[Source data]
%%

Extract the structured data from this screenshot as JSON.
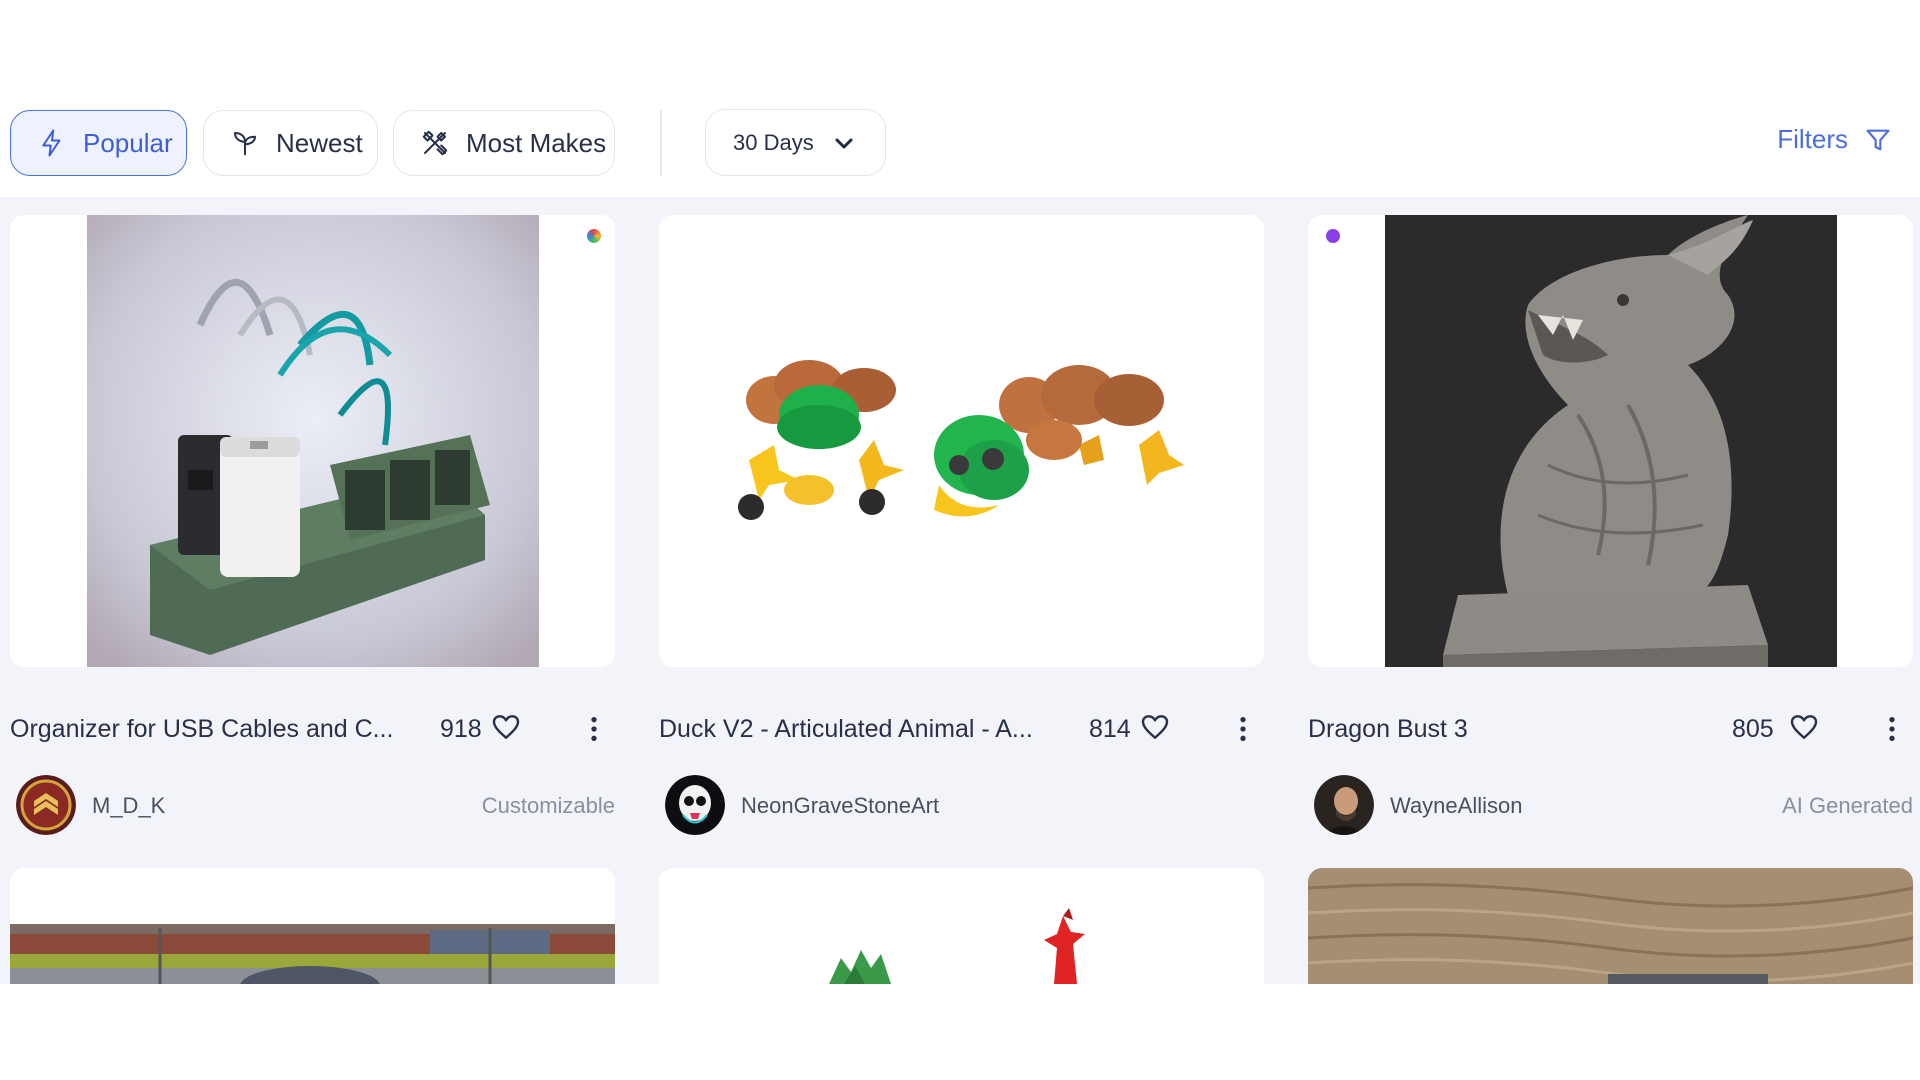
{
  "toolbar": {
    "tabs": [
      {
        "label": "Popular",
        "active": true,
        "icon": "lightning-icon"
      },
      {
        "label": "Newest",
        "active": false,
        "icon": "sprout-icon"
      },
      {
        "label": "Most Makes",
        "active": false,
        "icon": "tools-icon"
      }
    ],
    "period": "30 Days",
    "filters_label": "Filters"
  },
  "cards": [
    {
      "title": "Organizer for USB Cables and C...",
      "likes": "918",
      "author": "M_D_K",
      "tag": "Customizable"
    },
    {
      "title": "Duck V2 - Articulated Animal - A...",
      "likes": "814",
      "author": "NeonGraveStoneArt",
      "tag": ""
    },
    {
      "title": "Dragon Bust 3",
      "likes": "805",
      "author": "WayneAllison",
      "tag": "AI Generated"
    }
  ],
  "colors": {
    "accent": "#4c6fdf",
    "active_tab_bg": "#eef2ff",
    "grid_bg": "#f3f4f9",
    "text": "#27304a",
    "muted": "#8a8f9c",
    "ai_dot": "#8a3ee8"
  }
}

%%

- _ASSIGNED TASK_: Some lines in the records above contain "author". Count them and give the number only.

- _RESPONSE BOX_: 3